Magazine article Drug Topics
Update: The Continuing Professional Development Initiative from ACPE
Expanding traditional approaches to lifelong learning
The Continuing Professional Development (CPD) model is being explored as an enhancement to the current pharmacist continuing education (CE) system in the United States.
CPD has been defined as "a selfdirected, ongoing, systematic and outcomes-focused approach to learning and professional development." Evidence exists that CE in the health professions, including pharmacy, can lead to gains in knowledge, skills, attitudes and values, and changes in practice, but also that improvements can be made to current approaches. A recent report by the Institute of Medicine highlighted these issues.
As a result, ACPE has promoted the adoption of CPD as an expanded learning approach by the inclusion of CPD principles in its accreditation standards and by providing information and resources about the CPD process.
The CPD approach is used by pharmacists in Great Britain, Canada, New Zealand, and several other countries. In the United States, five states - Indiana, Iowa, North Carolina, Washington and Wisconsin - launched a CPD pilot program in 2006.
With ACPE's support, the program was organized by various state pharmacy associations, schools of pharmacy, and state boards. Its purpose was to develop and evaluate a process and resources for implementing CPD that could be used by pharmacists in the United States. In addition, the pilot project sought to evaluate the effectiveness of CPD as a learning model. Findings of the pilot program were published in 2010.
ACPE officials state that "CPD is selfdirected and practitioner-centered, practice-based, and outcomes -oriented. Its goal is to ensure pharmacists enhance the knowledge, skills, attitudes, and values required for their specific area of practice and ultimately to achieve improved patient outcomes."

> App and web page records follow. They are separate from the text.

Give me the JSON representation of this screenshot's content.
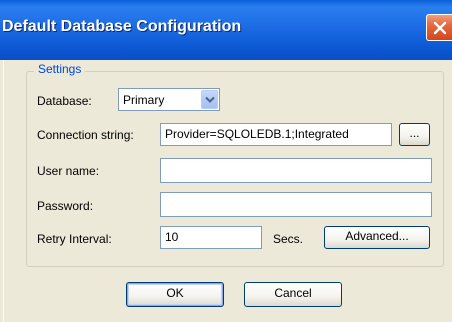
{
  "window": {
    "title": "Default Database Configuration",
    "close_icon": "close-x-icon"
  },
  "settings": {
    "group_label": "Settings",
    "database": {
      "label": "Database:",
      "value": "Primary"
    },
    "connection_string": {
      "label": "Connection string:",
      "value": "Provider=SQLOLEDB.1;Integrated",
      "browse_label": "..."
    },
    "user_name": {
      "label": "User name:",
      "value": ""
    },
    "password": {
      "label": "Password:",
      "value": ""
    },
    "retry_interval": {
      "label": "Retry Interval:",
      "value": "10",
      "unit": "Secs.",
      "advanced_label": "Advanced..."
    }
  },
  "buttons": {
    "ok": "OK",
    "cancel": "Cancel"
  },
  "colors": {
    "title_bar": "#0a5fd8",
    "close_button": "#d4461c",
    "dialog_bg": "#ece9d8",
    "group_label": "#0046d5"
  }
}
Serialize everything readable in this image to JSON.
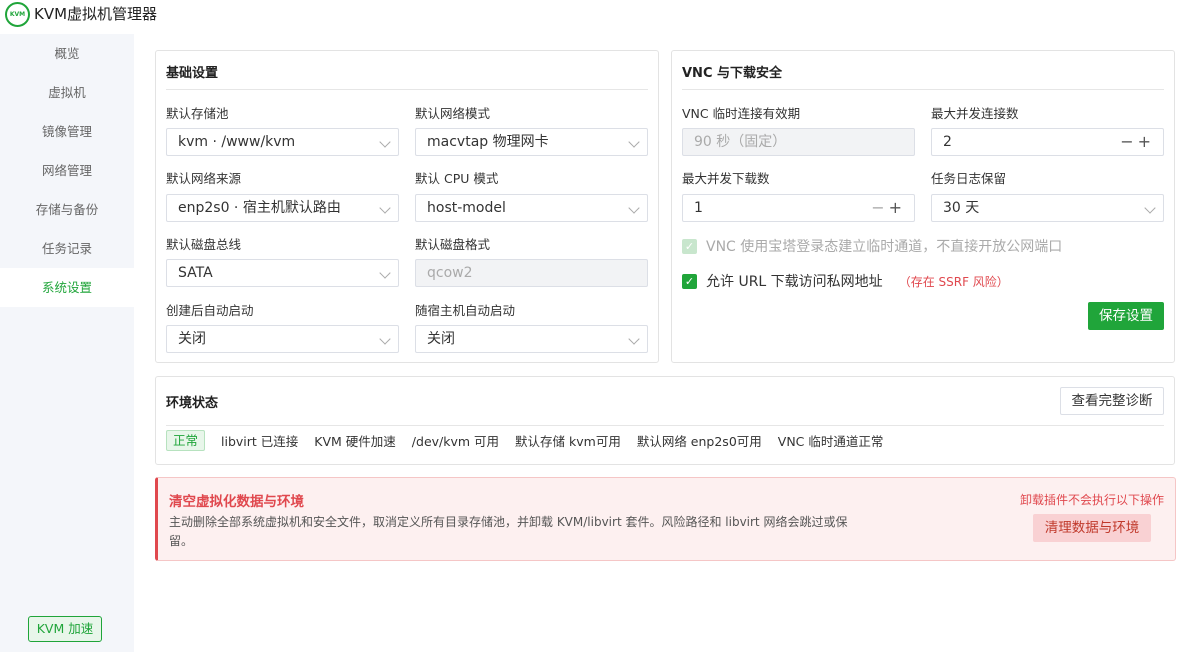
{
  "app": {
    "logo_text": "KVM",
    "title": "KVM虚拟机管理器"
  },
  "sidebar": {
    "items": [
      {
        "label": "概览"
      },
      {
        "label": "虚拟机"
      },
      {
        "label": "镜像管理"
      },
      {
        "label": "网络管理"
      },
      {
        "label": "存储与备份"
      },
      {
        "label": "任务记录"
      },
      {
        "label": "系统设置"
      }
    ],
    "active_index": 6,
    "badge": "KVM 加速"
  },
  "basic": {
    "title": "基础设置",
    "storage_pool": {
      "label": "默认存储池",
      "value": "kvm · /www/kvm"
    },
    "network_mode": {
      "label": "默认网络模式",
      "value": "macvtap 物理网卡"
    },
    "network_source": {
      "label": "默认网络来源",
      "value": "enp2s0 · 宿主机默认路由"
    },
    "cpu_mode": {
      "label": "默认 CPU 模式",
      "value": "host-model"
    },
    "disk_bus": {
      "label": "默认磁盘总线",
      "value": "SATA"
    },
    "disk_format": {
      "label": "默认磁盘格式",
      "value": "qcow2"
    },
    "autostart_after_create": {
      "label": "创建后自动启动",
      "value": "关闭"
    },
    "autostart_with_host": {
      "label": "随宿主机自动启动",
      "value": "关闭"
    }
  },
  "vnc": {
    "title": "VNC 与下载安全",
    "validity": {
      "label": "VNC 临时连接有效期",
      "value": "90 秒（固定）"
    },
    "max_connections": {
      "label": "最大并发连接数",
      "value": "2"
    },
    "max_downloads": {
      "label": "最大并发下载数",
      "value": "1"
    },
    "log_retention": {
      "label": "任务日志保留",
      "value": "30 天"
    },
    "tunnel_checkbox": {
      "label": "VNC 使用宝塔登录态建立临时通道，不直接开放公网端口",
      "checked": true,
      "disabled": true
    },
    "private_url_checkbox": {
      "label": "允许 URL 下载访问私网地址",
      "checked": true,
      "warning": "（存在 SSRF 风险）"
    },
    "save_button": "保存设置"
  },
  "env": {
    "title": "环境状态",
    "diagnose_button": "查看完整诊断",
    "status_badge": "正常",
    "items": [
      "libvirt 已连接",
      "KVM 硬件加速",
      "/dev/kvm 可用",
      "默认存储 kvm可用",
      "默认网络 enp2s0可用",
      "VNC 临时通道正常"
    ]
  },
  "danger": {
    "title": "清空虚拟化数据与环境",
    "description": "主动删除全部系统虚拟机和安全文件，取消定义所有目录存储池，并卸载 KVM/libvirt 套件。风险路径和 libvirt 网络会跳过或保留。",
    "note": "卸载插件不会执行以下操作",
    "button": "清理数据与环境"
  },
  "colors": {
    "accent": "#20a53a",
    "danger": "#e0484e",
    "sidebar_bg": "#f4f6fa"
  }
}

The CPD model is usually described as a four-stage cyclical learning process. Each stage of the process can be recorded in a pharmacist's "personal portfolio," which is developed over time into a record of learning experiences and acts as an ongoing tool for review and self-evaluation. …